(Website and app data records):

▽

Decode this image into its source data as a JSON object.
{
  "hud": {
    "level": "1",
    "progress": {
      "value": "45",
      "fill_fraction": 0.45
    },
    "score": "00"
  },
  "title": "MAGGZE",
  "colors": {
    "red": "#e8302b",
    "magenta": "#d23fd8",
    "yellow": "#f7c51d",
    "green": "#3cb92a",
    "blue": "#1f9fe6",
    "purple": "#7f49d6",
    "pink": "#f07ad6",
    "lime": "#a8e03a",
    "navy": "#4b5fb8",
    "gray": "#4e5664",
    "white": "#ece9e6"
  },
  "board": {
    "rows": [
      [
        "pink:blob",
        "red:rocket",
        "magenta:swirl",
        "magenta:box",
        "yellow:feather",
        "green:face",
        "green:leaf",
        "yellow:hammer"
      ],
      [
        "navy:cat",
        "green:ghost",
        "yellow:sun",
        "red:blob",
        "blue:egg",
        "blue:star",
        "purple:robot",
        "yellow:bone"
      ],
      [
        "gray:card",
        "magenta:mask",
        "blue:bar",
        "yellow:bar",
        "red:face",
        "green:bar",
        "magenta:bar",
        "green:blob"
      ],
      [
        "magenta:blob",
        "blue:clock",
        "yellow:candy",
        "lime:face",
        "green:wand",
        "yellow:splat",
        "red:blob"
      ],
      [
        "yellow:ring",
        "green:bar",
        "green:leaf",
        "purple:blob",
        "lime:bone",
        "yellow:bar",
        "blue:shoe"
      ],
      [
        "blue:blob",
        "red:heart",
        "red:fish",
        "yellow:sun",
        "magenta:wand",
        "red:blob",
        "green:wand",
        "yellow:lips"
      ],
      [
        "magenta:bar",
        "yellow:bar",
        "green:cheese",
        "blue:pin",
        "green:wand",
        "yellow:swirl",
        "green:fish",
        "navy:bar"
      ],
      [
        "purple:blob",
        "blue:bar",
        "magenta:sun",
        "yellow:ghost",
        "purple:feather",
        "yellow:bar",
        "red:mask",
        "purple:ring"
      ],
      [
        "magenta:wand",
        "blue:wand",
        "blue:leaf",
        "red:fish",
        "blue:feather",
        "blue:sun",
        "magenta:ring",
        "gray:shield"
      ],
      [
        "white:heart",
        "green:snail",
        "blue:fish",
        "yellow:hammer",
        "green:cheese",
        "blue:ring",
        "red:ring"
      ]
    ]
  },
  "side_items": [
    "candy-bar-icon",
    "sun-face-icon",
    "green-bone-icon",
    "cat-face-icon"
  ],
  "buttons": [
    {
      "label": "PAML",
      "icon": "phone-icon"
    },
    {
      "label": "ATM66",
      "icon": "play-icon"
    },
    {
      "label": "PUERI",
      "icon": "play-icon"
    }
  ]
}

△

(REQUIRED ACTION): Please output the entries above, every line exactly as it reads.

(REPLY):
Decode this image into its source data as a JSON object.
{
  "hud": {
    "level": "1",
    "progress": {
      "value": "45",
      "fill_fraction": 0.45
    },
    "score": "00"
  },
  "title": "MAGGZE",
  "colors": {
    "red": "#e8302b",
    "magenta": "#d23fd8",
    "yellow": "#f7c51d",
    "green": "#3cb92a",
    "blue": "#1f9fe6",
    "purple": "#7f49d6",
    "pink": "#f07ad6",
    "lime": "#a8e03a",
    "navy": "#4b5fb8",
    "gray": "#4e5664",
    "white": "#ece9e6"
  },
  "board": {
    "rows": [
      [
        "pink:blob",
        "red:rocket",
        "magenta:swirl",
        "magenta:box",
        "yellow:feather",
        "green:face",
        "green:leaf",
        "yellow:hammer"
      ],
      [
        "navy:cat",
        "green:ghost",
        "yellow:sun",
        "red:blob",
        "blue:egg",
        "blue:star",
        "purple:robot",
        "yellow:bone"
      ],
      [
        "gray:card",
        "magenta:mask",
        "blue:bar",
        "yellow:bar",
        "red:face",
        "green:bar",
        "magenta:bar",
        "green:blob"
      ],
      [
        "magenta:blob",
        "blue:clock",
        "yellow:candy",
        "lime:face",
        "green:wand",
        "yellow:splat",
        "red:blob"
      ],
      [
        "yellow:ring",
        "green:bar",
        "green:leaf",
        "purple:blob",
        "lime:bone",
        "yellow:bar",
        "blue:shoe"
      ],
      [
        "blue:blob",
        "red:heart",
        "red:fish",
        "yellow:sun",
        "magenta:wand",
        "red:blob",
        "green:wand",
        "yellow:lips"
      ],
      [
        "magenta:bar",
        "yellow:bar",
        "green:cheese",
        "blue:pin",
        "green:wand",
        "yellow:swirl",
        "green:fish",
        "navy:bar"
      ],
      [
        "purple:blob",
        "blue:bar",
        "magenta:sun",
        "yellow:ghost",
        "purple:feather",
        "yellow:bar",
        "red:mask",
        "purple:ring"
      ],
      [
        "magenta:wand",
        "blue:wand",
        "blue:leaf",
        "red:fish",
        "blue:feather",
        "blue:sun",
        "magenta:ring",
        "gray:shield"
      ],
      [
        "white:heart",
        "green:snail",
        "blue:fish",
        "yellow:hammer",
        "green:cheese",
        "blue:ring",
        "red:ring"
      ]
    ]
  },
  "side_items": [
    "candy-bar-icon",
    "sun-face-icon",
    "green-bone-icon",
    "cat-face-icon"
  ],
  "buttons": [
    {
      "label": "PAML",
      "icon": "phone-icon"
    },
    {
      "label": "ATM66",
      "icon": "play-icon"
    },
    {
      "label": "PUERI",
      "icon": "play-icon"
    }
  ]
}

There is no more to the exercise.